Aztec Gold by Caridad Pineiro
Being an Archaeologist by profession as well as by passion, I eagerly anticipated Ms Pineiro’s novel. However, it was so rife with errors besides being so short, that I really don’t know what I can say without being unnecessarily unkind. So just let me say this…the premise is good although she just doesn’t grasp the facts of the profession. And that’s a shame. Archaeology is such a fascinating field, and we are forever trying to overcome the stain placed on it by Indiana Jones! We are not treasure hunters (well, most of us aren’t) but seekers of truth. Archaeological techniques have come a long way since Howard Carter and King Tut. It’s so sad when an author doesn’t understand this. I have quite a few novelists who run story-lines past me concerning archaeological topics, and I invariably turn to the novels of David Gibbins (one of my favorite archaeological writers…and a very accomplished professional archaeologist) for an example of a great archaeological tale. He incorporates in his stories cutting edge techniques and to his readers they seem like fantasy because they seem so unbelievable.

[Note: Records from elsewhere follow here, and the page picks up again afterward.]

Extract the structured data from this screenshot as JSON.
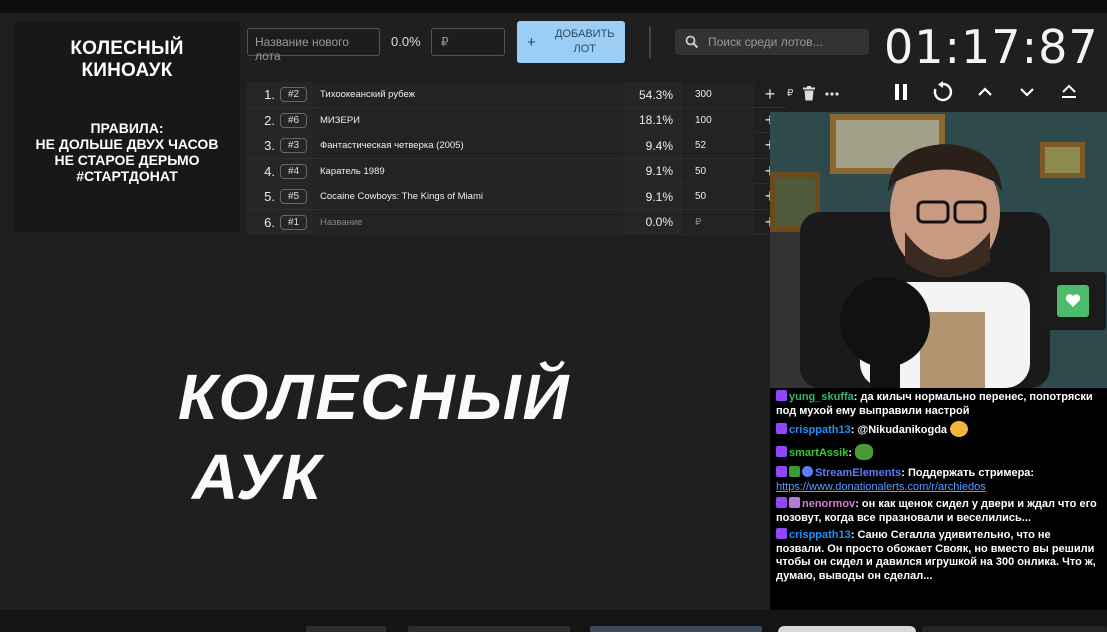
{
  "rules_panel": {
    "title_line1": "КОЛЕСНЫЙ",
    "title_line2": "КИНОАУК",
    "rules_line1": "ПРАВИЛА:",
    "rules_line2": "НЕ ДОЛЬШЕ ДВУХ ЧАСОВ",
    "rules_line3": "НЕ СТАРОЕ ДЕРЬМО",
    "rules_line4": "#СТАРТДОНАТ"
  },
  "controls": {
    "lot_placeholder": "Название нового лота",
    "new_percent": "0.0%",
    "amount_placeholder": "₽",
    "add_plus": "+",
    "add_label_line1": "ДОБАВИТЬ",
    "add_label_line2": "ЛОТ",
    "search_placeholder": "Поиск среди лотов..."
  },
  "timer": {
    "value": "01:17:87"
  },
  "lots": [
    {
      "num": "1.",
      "id": "#2",
      "name": "Тихоокеанский рубеж",
      "percent": "54.3%",
      "amount": "300",
      "action": "+"
    },
    {
      "num": "2.",
      "id": "#6",
      "name": "МИЗЕРИ",
      "percent": "18.1%",
      "amount": "100",
      "action": "+"
    },
    {
      "num": "3.",
      "id": "#3",
      "name": "Фантастическая четверка (2005)",
      "percent": "9.4%",
      "amount": "52",
      "action": "+"
    },
    {
      "num": "4.",
      "id": "#4",
      "name": "Каратель 1989",
      "percent": "9.1%",
      "amount": "50",
      "action": "+"
    },
    {
      "num": "5.",
      "id": "#5",
      "name": "Cocaine Cowboys: The Kings of Miami",
      "percent": "9.1%",
      "amount": "50",
      "action": "+"
    },
    {
      "num": "6.",
      "id": "#1",
      "name": "Название",
      "percent": "0.0%",
      "amount": "₽",
      "action": "+"
    }
  ],
  "row1_extra": {
    "currency": "₽"
  },
  "big_title": {
    "line1": "КОЛЕСНЫЙ",
    "line2": "АУК"
  },
  "chat": {
    "messages": [
      {
        "user": "yung_skuffa",
        "color": "#3cb371",
        "text": ": да килыч нормально перенес, попотряски под мухой ему выправили настрой"
      },
      {
        "user": "crisppath13",
        "color": "#1e90ff",
        "text": ": @Nikudanikogda"
      },
      {
        "user": "smartAssik",
        "color": "#32cd32",
        "text": ":"
      },
      {
        "user": "StreamElements",
        "color": "#5b7cff",
        "text": ": Поддержать стримера:",
        "link": "https://www.donationalerts.com/r/archiedos"
      },
      {
        "user": "nenormov",
        "color": "#d77bd7",
        "text": ": он как щенок сидел у двери и ждал что его позовут, когда все празновали и веселились..."
      },
      {
        "user": "crisppath13",
        "color": "#1e90ff",
        "text": ": Саню Сегалла удивительно, что не позвали. Он просто обожает Свояк, но вместо вы решили чтобы он сидел и давился игрушкой на 300 онлика. Что ж, думаю, выводы он сделал..."
      }
    ]
  },
  "colors": {
    "add_button": "#9ccef5",
    "heart_button": "#4cbb6c",
    "background": "#1f1f1f"
  },
  "icons": [
    "search-icon",
    "pause-icon",
    "restart-icon",
    "chevron-up-icon",
    "chevron-down-icon",
    "eject-icon",
    "trash-icon",
    "more-icon",
    "heart-icon",
    "twitch-icon"
  ]
}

But our field has become just that in recent years, fantastic! We have so many new diagnostic tools and invite so many others scientists from other disciplines to participate that we are no longer hunched-over, dusty, sunburned “diggers” looking for that one big find to make us famous, but are instead well-schooled scientists carefully sifting through the dust of yesterday to find the truth of our beginnings. And that makes for a good story.
Ms Pineiro lost me right off when her heroine finds a trunk in a Missouri cornfield with a 500 year old manuscript in perfect condition. That’s not going to happen. Parchment and groundwater just don’t mix. Maybe if she had set the scene in a dry cave somewhere in the Big Bend area of Texas I could have given her some leeway. I don’t have a problem with the manuscript being from the Coronado expedition. but I do have a problem with its preservation. And the preservation of this manuscript is central to Ms Pineiro’s story. So…it just doesn’t work for me and I’m not willing to recommend a novel that ignores such basic truths. Sorry.
Also, this was a novella…103 pages? Oh come on. I can read that in just over an hour! Maybe if she rewrites it (after some more research) and includes it in a short-story collection I could find some value in it.
I hate to be harsh, but my customers are more discerning buyers/readers. I can’t recommend something like this to them. That’s my job, to suggest books that I think my customers will find satisfying, and this doesn’t fit the bill.